To all the Black men who tell the exact same story about white women clutching their purses
I know why the white woman clutches her purse, and I know she knows why, too. Everything inside of it is owed to my ancestors.
Niggas be lyin.
I’m not saying you’re lying when you claim to be greeted by white women clutching their purses when you walk down streets. I’m just saying that, as a filmmaker, I know what “rehearsed” looks like. I’m just saying that when thousands of people tell the exact same story to the exact same audience, I know it is generally indicative of a show. And I don’t like this play you are putting on.
When Trayvon Martin was murdered, Obama was cast in your role, too. Before becoming a Senator, he said, he would walk across the street to the sound of car locks clicking. He argued that this ubiquitous script informs the two separate experiences of white and Black America, them who use fear to lock us out and us who know this fear to be irrational. But there is another experience that is never addressed in your theater.
You claim that yours is the universal Black experience, but your story is not my story. Which isn’t to say white women don’t fear me, they do. But unlike you, I am not interested in alleviating their fear. I am not interested in reinforcing their safety when their safety relies upon my death. I am not interested in their comfortable gentrification, their still hearts as another state agent kidnaps another one of us from our home. I am not interested in their exhales as the neighborhood that isn’t theirs in the first place gets rid of whom they call just another “bad guy,” but we call them father, brother, sister. I am not interested in reducing centuries of genocide to purposeless irrationality.
I know why the white woman clutches her purse, and I know she knows why, too. As my colleague Preston Anderson always reminds me, everything inside of it, everything and more, is owed to my ancestors who were killed so that she could have it. Everything.
If they must fear me—and until white supremacy has been obliterated, they must—then I will make it worth it. If they must use their fear to kill me, and they must, then I will die fighting back. If they must plunder our communities, raid our Black Wall Streets, redline our homes, and lock us out of their economies, then I insist on breaking through their locks. So they damn sure better attempt to make their cars impenetrable.
When your cast-mate Barack Obama called Baltimore protesters “criminals and thugs who tore up the place” and distracted from the “real issues” in the wake of Freddie Gray, I knew I needed to tell a different story. I knew I needed a story in which the reasons we criminals and thugs tear up the same place that is committed to killing us is the real issue.
When ideas of violence and criminality are always used to punish us for demanding what is owed, including our very lives, they cannot work.

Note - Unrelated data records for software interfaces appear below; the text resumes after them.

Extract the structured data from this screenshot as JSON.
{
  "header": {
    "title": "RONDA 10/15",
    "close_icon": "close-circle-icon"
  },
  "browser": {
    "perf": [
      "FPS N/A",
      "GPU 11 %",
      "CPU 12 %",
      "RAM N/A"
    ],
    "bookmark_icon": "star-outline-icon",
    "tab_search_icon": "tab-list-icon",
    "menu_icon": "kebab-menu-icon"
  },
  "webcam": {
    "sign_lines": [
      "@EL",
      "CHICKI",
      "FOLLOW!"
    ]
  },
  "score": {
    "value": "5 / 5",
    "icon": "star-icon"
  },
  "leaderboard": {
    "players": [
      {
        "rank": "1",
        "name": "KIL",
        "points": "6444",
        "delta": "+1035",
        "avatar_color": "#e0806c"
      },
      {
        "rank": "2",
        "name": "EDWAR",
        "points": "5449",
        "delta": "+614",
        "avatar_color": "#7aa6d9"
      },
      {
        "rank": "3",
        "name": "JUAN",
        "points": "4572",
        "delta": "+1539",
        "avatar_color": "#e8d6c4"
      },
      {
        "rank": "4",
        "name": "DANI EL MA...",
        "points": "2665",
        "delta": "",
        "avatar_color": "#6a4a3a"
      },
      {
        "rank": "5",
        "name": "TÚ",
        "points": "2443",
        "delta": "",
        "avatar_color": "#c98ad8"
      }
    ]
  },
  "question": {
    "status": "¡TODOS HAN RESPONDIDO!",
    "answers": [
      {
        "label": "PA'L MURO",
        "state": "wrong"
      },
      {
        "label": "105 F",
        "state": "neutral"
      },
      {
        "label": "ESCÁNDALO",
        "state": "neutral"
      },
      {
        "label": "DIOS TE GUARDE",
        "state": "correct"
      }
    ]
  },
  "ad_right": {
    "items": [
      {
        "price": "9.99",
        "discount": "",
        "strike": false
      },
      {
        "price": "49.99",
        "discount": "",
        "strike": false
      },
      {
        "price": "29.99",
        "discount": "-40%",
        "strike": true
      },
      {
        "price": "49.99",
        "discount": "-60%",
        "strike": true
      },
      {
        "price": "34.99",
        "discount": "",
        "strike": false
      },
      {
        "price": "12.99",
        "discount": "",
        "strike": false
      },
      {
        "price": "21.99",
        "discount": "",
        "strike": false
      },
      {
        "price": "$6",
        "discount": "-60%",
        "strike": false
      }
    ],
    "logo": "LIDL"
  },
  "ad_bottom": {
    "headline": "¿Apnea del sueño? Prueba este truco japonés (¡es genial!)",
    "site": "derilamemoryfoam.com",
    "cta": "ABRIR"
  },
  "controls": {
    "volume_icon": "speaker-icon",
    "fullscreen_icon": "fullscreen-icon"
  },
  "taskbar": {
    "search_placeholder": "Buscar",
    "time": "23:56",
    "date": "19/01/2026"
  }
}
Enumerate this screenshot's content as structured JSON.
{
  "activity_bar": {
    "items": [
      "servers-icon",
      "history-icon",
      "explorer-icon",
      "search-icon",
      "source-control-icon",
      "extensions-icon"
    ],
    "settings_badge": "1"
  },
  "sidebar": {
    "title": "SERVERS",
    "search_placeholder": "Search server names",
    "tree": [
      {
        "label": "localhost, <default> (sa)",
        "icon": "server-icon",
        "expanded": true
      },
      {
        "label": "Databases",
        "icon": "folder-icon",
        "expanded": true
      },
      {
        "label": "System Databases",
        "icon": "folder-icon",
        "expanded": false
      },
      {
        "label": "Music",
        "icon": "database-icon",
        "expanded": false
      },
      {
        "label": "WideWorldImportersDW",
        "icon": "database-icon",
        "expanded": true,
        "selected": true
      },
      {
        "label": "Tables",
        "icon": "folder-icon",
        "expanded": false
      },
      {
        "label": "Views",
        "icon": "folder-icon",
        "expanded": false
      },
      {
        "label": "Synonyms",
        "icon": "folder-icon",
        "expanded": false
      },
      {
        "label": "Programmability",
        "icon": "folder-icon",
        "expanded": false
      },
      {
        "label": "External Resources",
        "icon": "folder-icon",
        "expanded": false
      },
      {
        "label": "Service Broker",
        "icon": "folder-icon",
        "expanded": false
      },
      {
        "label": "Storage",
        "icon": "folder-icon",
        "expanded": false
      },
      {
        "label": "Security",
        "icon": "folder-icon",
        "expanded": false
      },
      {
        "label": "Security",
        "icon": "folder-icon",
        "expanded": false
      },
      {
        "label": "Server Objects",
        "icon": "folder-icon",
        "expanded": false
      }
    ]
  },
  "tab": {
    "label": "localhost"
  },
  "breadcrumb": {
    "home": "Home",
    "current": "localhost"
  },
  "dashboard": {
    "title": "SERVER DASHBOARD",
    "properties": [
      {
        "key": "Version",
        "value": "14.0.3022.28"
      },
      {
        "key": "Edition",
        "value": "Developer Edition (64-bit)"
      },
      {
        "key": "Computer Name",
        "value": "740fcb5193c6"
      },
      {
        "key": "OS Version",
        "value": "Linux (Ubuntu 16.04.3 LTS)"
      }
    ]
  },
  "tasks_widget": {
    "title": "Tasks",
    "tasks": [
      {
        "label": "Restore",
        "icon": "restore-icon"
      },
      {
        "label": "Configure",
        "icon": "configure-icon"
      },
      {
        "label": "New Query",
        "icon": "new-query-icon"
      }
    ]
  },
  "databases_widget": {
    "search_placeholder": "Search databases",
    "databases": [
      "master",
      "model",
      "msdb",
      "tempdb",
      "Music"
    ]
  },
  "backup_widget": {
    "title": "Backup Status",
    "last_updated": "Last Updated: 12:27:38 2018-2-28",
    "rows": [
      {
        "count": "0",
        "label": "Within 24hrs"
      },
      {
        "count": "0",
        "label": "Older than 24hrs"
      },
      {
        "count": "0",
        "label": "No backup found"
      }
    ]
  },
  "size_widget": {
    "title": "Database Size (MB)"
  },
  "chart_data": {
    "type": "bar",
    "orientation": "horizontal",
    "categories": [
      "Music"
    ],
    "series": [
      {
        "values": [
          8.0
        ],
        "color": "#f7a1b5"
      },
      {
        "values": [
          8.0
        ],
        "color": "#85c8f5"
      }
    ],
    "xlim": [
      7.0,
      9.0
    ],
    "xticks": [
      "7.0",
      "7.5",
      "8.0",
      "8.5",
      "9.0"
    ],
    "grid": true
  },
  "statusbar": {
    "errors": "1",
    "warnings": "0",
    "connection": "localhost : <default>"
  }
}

What you never say, in your transparent attempt to “find some understanding” between the only two sides you acknowledge—to find some understanding between your disdain of dangerous Black criminals and theirs—is that you are completely fine with exploiting a fear of Black people for protection. You would simply prefer this fear be used to lock the rest of us up rather than you out. You think if us criminal/dangerous/angry/radical Black folks were gone, maybe the white lady clutching her purse might love you instead. But you can never escape us. The woman you so badly want to love you made sure of that.
But our love is enough, bruh. And I still love you, even when I must fight you for choosing their side.
And to the white woman who clutches her purse, I rarely write to you, so understand this as a special moment. Fear me. Fear that I will take everything you have made on my mother’s back, because if I ever get the chance, I will.
To her husband who lives on the Harlem block that isn’t Black anymore, that has a Whole Foods now, the man who tried to scrap with me when I said his dog was ugly: It’s still true. I want to kick that ugly thing of yours. And ain’t that just like a white man, to incite a desire to hurt the innocent when it’s you who are the problem?
To the white neighbor in my Bedstuy apartment who called the police to complain about the noise that loving Black people in community makes, hold your breath. One night, I will blast music so loud it will split your ears in three to make up for each of my unborn children. And even though I will be by the dial, my own ears will be fine, for they have already withstood the fated screams of my offspring, both not yet here and already dead.
To the store security guard, keep watching me closely. So closely that you forget to watch your back. I will always be coming for you.